Search the listing for the string "updated" and copy every line that contains it.

Information shown Start Marker

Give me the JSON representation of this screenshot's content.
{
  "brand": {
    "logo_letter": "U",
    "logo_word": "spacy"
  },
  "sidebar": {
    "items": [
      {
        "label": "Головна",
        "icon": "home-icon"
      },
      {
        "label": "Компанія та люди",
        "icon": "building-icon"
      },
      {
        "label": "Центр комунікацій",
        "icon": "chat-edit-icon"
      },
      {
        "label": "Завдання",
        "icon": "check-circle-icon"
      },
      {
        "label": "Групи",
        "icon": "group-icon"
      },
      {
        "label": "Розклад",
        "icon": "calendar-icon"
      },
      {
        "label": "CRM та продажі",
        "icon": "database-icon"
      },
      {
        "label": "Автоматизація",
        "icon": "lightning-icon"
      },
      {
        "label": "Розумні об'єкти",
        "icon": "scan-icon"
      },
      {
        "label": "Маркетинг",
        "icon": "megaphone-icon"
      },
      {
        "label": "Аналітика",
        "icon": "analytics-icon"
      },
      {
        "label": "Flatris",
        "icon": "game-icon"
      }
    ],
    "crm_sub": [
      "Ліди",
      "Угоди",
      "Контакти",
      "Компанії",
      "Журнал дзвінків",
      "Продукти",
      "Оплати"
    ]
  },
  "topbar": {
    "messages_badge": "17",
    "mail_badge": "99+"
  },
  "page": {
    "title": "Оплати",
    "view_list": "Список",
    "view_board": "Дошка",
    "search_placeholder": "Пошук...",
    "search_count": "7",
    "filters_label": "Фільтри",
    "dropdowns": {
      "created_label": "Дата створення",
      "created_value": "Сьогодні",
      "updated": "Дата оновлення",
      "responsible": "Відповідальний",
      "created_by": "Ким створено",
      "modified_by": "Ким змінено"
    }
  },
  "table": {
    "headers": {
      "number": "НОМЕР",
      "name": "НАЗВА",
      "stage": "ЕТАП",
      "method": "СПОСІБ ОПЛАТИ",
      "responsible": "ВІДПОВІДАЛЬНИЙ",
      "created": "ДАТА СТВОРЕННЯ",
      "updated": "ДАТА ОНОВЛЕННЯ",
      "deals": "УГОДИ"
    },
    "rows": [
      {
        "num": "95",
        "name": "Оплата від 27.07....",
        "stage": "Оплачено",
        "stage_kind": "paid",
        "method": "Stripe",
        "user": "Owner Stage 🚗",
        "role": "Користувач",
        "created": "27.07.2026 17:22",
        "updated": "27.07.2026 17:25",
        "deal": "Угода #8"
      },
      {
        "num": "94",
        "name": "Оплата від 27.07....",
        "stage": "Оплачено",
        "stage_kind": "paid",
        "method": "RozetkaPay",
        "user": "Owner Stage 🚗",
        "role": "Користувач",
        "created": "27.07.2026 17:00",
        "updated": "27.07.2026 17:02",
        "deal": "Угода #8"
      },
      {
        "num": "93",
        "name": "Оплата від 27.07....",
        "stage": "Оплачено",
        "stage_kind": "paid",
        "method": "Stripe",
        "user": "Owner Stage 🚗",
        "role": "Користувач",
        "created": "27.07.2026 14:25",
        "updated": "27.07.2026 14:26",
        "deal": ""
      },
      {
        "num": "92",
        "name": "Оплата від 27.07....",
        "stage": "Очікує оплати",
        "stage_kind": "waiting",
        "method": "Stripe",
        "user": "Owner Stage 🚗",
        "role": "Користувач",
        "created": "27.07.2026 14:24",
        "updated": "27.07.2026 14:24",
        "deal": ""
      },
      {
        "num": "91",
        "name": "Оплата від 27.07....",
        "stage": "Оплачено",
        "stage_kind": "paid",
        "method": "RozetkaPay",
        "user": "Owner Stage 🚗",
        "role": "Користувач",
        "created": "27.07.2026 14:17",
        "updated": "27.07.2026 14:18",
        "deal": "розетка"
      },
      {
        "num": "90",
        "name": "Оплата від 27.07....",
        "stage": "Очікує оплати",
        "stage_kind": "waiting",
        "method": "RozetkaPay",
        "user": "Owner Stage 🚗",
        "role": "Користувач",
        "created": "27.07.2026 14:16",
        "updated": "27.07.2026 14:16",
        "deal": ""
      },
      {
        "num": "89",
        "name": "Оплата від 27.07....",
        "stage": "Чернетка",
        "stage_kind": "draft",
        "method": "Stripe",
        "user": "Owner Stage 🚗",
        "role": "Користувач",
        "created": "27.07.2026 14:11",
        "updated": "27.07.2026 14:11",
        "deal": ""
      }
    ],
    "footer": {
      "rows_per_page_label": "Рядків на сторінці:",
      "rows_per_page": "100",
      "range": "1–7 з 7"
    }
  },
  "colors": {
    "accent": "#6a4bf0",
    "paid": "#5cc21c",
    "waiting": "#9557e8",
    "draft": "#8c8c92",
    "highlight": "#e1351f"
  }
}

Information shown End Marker

Response to this exercise >>
      "updated": "Дата оновлення",
      "updated": "ДАТА ОНОВЛЕННЯ",
        "updated": "27.07.2026 17:25",
        "updated": "27.07.2026 17:02",
        "updated": "27.07.2026 14:26",
        "updated": "27.07.2026 14:24",
        "updated": "27.07.2026 14:18",
        "updated": "27.07.2026 14:16",
        "updated": "27.07.2026 14:11",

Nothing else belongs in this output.